Fulcrum Microsystems has created an alliance for its partners to adopt its chips more quickly and has raised $29.2 million in venture capital.
The Calabasas, Calif., chip company has now raised nearly $100 million in five rounds since its founding in 2000. That’s a big chunk of change and it has been able to do so because its esoteric chip architecture has paid off, said Mike Zeile, vice president of marketing, in an interview. The result are faster, low-power chips that are useful in networking and storage equipment in data centers.
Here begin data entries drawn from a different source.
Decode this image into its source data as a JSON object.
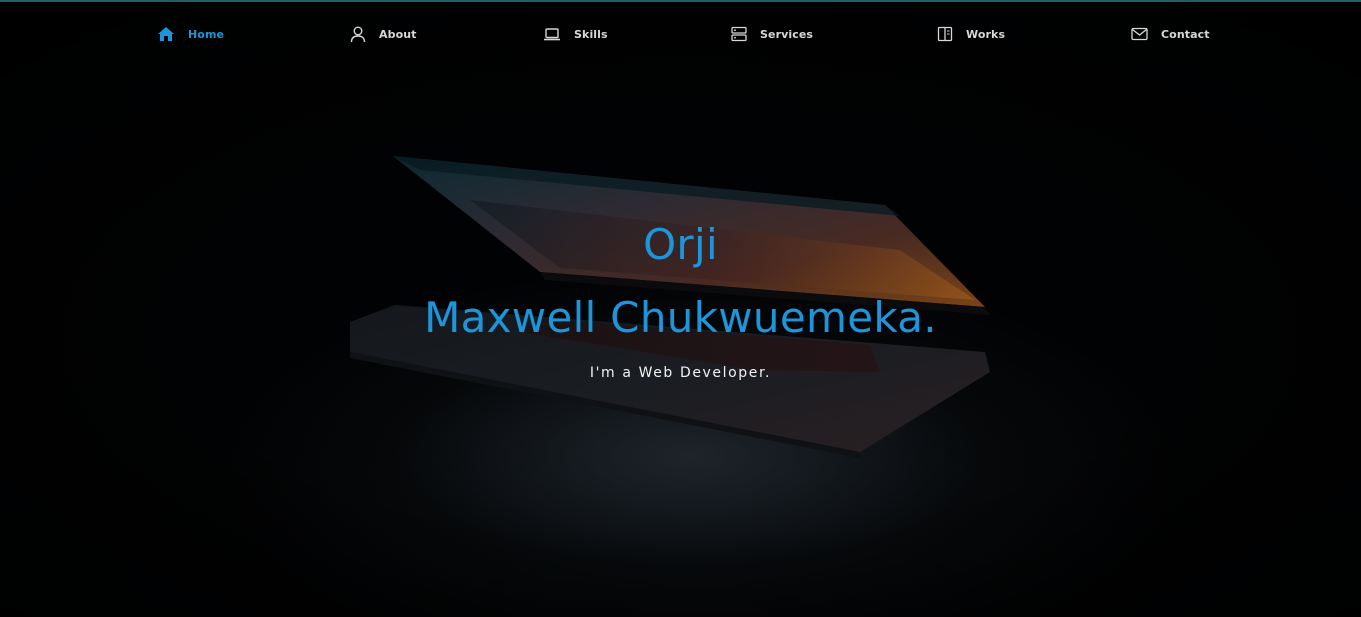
{
  "nav": {
    "items": [
      {
        "label": "Home",
        "icon": "home-icon",
        "active": true
      },
      {
        "label": "About",
        "icon": "user-icon",
        "active": false
      },
      {
        "label": "Skills",
        "icon": "laptop-icon",
        "active": false
      },
      {
        "label": "Services",
        "icon": "server-icon",
        "active": false
      },
      {
        "label": "Works",
        "icon": "book-icon",
        "active": false
      },
      {
        "label": "Contact",
        "icon": "mail-icon",
        "active": false
      }
    ]
  },
  "hero": {
    "name_first": "Orji",
    "name_last": "Maxwell Chukwuemeka.",
    "tagline": "I'm a Web Developer."
  },
  "colors": {
    "accent": "#1d95db",
    "nav_text": "#d8d8d8",
    "background": "#000000",
    "tagline": "#f2f2f2"
  }
}
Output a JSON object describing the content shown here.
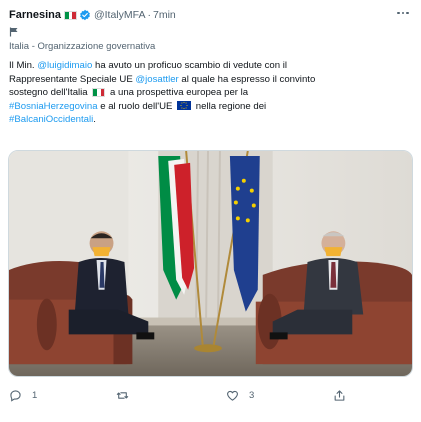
{
  "tweet": {
    "author_name": "Farnesina",
    "handle": "@ItalyMFA",
    "separator": "·",
    "time": "7min",
    "label": "Italia - Organizzazione governativa",
    "text": {
      "l1_a": "Il Min. ",
      "l1_link": "@luigidimaio",
      "l1_b": " ha avuto un proficuo scambio di vedute con il",
      "l2_a": "Rappresentante Speciale UE ",
      "l2_link": "@josattler",
      "l2_b": " al quale ha espresso il convinto",
      "l3_a": "sostegno dell'Italia",
      "l3_b": "a una prospettiva europea per la",
      "l4_link": "#BosniaHerzegovina",
      "l4_a": " e al ruolo dell'UE",
      "l4_b": "nella regione dei",
      "l5_link": "#BalcaniOccidentali",
      "l5_a": "."
    },
    "actions": {
      "reply_count": "1",
      "retweet_count": "",
      "like_count": "3",
      "share_count": ""
    },
    "icons": {
      "verified": "verified-badge-icon",
      "more": "more-options-icon",
      "label": "flag-icon",
      "reply": "reply-icon",
      "retweet": "retweet-icon",
      "like": "like-icon",
      "share": "share-icon"
    },
    "colors": {
      "link": "#1d9bf0",
      "secondary_text": "#536471",
      "italy_green": "#009246",
      "italy_white": "#ffffff",
      "italy_red": "#ce2b37",
      "eu_blue": "#003399",
      "eu_star": "#ffcc00"
    }
  }
}
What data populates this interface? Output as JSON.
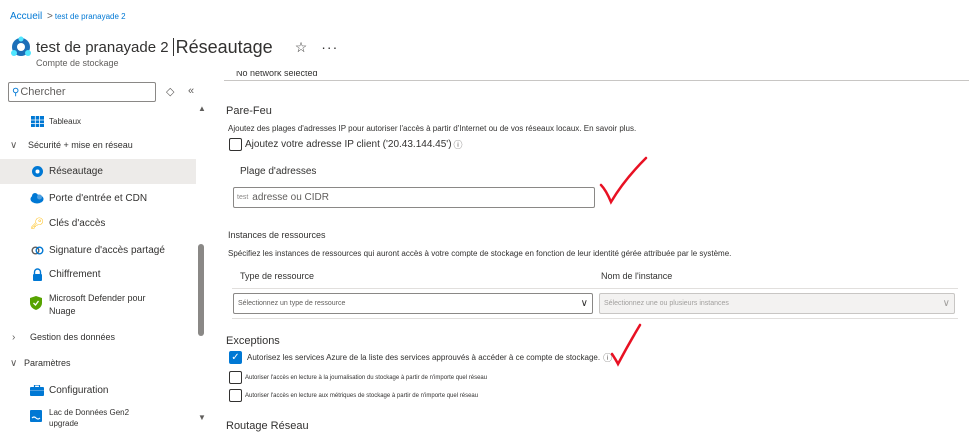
{
  "breadcrumb": {
    "home": "Accueil",
    "sep": ">",
    "current": "test de pranayade 2"
  },
  "header": {
    "resource_name": "test de pranayade 2",
    "page_title": "Réseautage",
    "subtitle": "Compte de stockage",
    "star": "☆",
    "more": "···"
  },
  "sidebar": {
    "search_placeholder": "Chercher",
    "items": [
      {
        "label": "Tableaux"
      },
      {
        "label": "Sécurité + mise en réseau"
      },
      {
        "label": "Réseautage"
      },
      {
        "label": "Porte d'entrée et CDN"
      },
      {
        "label": "Clés d'accès"
      },
      {
        "label": "Signature d'accès partagé"
      },
      {
        "label": "Chiffrement"
      },
      {
        "label": "Microsoft Defender pour Nuage"
      },
      {
        "label": "Gestion des données"
      },
      {
        "label": "Paramètres"
      },
      {
        "label": "Configuration"
      },
      {
        "label": "Lac de Données Gen2 upgrade"
      }
    ]
  },
  "main": {
    "cutoff_top": "No network selected",
    "firewall": {
      "title": "Pare-Feu",
      "description": "Ajoutez des plages d'adresses IP pour autoriser l'accès à partir d'Internet ou de vos réseaux locaux. En savoir plus.",
      "add_client_ip": "Ajoutez votre adresse IP client ('20.43.144.45')",
      "range_label": "Plage d'adresses",
      "range_placeholder": "adresse ou CIDR",
      "range_prefix": "test"
    },
    "instances": {
      "title": "Instances de ressources",
      "description": "Spécifiez les instances de ressources qui auront accès à votre compte de stockage en fonction de leur identité gérée attribuée par le système.",
      "col_type": "Type de ressource",
      "col_name": "Nom de l'instance",
      "type_placeholder": "Sélectionnez un type de ressource",
      "name_placeholder": "Sélectionnez une ou plusieurs instances"
    },
    "exceptions": {
      "title": "Exceptions",
      "items": [
        {
          "label": "Autorisez les services Azure de la liste des services approuvés à accéder à ce compte de stockage.",
          "checked": true
        },
        {
          "label": "Autoriser l'accès en lecture à la journalisation du stockage à partir de n'importe quel réseau",
          "checked": false
        },
        {
          "label": "Autoriser l'accès en lecture aux métriques de stockage à partir de n'importe quel réseau",
          "checked": false
        }
      ]
    },
    "routing": {
      "title": "Routage Réseau"
    }
  },
  "colors": {
    "accent": "#0078d4",
    "annotation": "#e81123"
  }
}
The company uses a form of computing dubbed “asynchronous,” a technology invented by its founders — Uri Cummings and Andrew Lines — while they were at Caltech. That means the chips are unlike others in that they have no crystal clock that keeps the timing consistent throughout the chip. Rather, the components on the chips can operate on their own at faster speeds and are synchronized or coordinated only as needed.
At first, it was a struggle to prove that the asynchronous technology could work. Fulcrum had to adapt its designs so they could work in the most modern chip factories. When it launched its first Pivot Point chip in 2004, customers didn’t quite know what to do with it.
“We had a hammer and we used it for everything,” Zeile said.
Then it adopted a hybrid approach that combined both asynchronous and synchronous components on the same chip, Zeile said. The chips have found homes in high-speed communications equipment in enterprise data centers as well as devices at the network’s edge.
Today, at the Interop show in Las Vegas, Fulcrum announced its ControlPoint Developer Alliance with nine companies to enable communications equipment providers to create switching technologies with Fulcrum’s chips more easily. The companies include Continuous Computing, Green Hills Software, Liquid Computing, Nimbus Data Systems, Open Grid Computing, Panasas, Quadrics, SMC Networks and XORP. Zeile said this will create an ecosystem that will improve chip adoption.
“We give them off-the-shelf software so they can get up and running,” Zeile said.
The company has 65 employees. It has more than 80 designs under way at 50 or 60 customers. Its primary competitor is Broadcom, which makes synchronous-only chips.